It’s easy to torture people when you have power over them – Andres Serrano
Don't tell me it doesn't work - torture works – Donald Trump
Since the 1980s Andres Serrano's work has sparked debate and raised questions about censorship, taste, public decency and acceptable modes of expression. In 1987 Serrano received international attention for his work 'Piss Christ', a photograph of a small plastic crucifix submerged in a tank of the artist’s urine. The work ignited a national debate on the freedom of artistic expression and the public financing of controversial artworks.
Stills’ exhibition will feature a selection of recent photographs from Serrano’s ‘Torture’ series commissioned by socio-political arts organization a/political in 2015. Many of the works in the series were staged at The Foundry, an experimental space in the French industrial town of Maubourguet. Here, Serrano assumed the role of the torturer and under the guidance of military personnel photographed more than 40 subjects in degrading positions using devices that were produced on-site by the local residents. The subjects suffered humiliation and actual physical distress as they were shackled, submerged and forced into stress positions for extended periods of time.

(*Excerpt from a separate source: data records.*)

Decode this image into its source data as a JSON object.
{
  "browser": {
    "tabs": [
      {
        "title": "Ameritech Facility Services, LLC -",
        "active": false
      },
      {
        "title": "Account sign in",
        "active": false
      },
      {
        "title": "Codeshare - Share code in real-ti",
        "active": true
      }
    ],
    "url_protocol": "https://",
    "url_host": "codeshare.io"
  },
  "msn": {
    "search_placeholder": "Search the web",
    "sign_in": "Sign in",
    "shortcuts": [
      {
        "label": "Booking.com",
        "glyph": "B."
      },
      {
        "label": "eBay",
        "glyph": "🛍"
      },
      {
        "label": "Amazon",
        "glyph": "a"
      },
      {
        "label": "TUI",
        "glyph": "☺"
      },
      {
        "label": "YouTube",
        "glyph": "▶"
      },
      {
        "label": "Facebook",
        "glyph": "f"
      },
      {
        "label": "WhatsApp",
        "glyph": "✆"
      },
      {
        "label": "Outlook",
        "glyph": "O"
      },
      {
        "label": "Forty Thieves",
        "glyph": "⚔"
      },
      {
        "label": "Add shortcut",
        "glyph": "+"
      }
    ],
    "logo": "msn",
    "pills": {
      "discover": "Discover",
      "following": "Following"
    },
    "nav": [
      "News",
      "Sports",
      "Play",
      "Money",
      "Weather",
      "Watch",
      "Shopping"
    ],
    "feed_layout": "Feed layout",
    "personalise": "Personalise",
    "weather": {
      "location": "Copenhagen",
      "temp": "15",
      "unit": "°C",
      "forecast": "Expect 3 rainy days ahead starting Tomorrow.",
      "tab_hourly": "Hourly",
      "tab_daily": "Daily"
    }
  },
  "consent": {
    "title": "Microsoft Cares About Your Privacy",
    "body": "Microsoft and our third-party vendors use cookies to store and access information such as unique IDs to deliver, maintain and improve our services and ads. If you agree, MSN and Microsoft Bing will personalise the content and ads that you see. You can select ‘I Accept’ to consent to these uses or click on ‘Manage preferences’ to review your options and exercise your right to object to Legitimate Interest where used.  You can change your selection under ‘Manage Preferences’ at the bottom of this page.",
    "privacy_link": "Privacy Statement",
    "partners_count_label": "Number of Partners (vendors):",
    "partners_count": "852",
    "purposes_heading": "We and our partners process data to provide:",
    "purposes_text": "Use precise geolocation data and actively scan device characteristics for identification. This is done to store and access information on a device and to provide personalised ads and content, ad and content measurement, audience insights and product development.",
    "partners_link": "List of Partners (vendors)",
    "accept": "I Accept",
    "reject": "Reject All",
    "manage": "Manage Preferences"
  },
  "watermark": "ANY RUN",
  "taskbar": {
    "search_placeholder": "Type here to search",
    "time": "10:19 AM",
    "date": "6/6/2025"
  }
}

For this body of work, Serrano travelled widely, photographing prisons, immigration removal centers and concentration camps, as well as torture devices from important historical collections and tourist attractions. The compositions have been elevated to the status of Renaissance altarpieces and are among the largest images the artist has ever produced.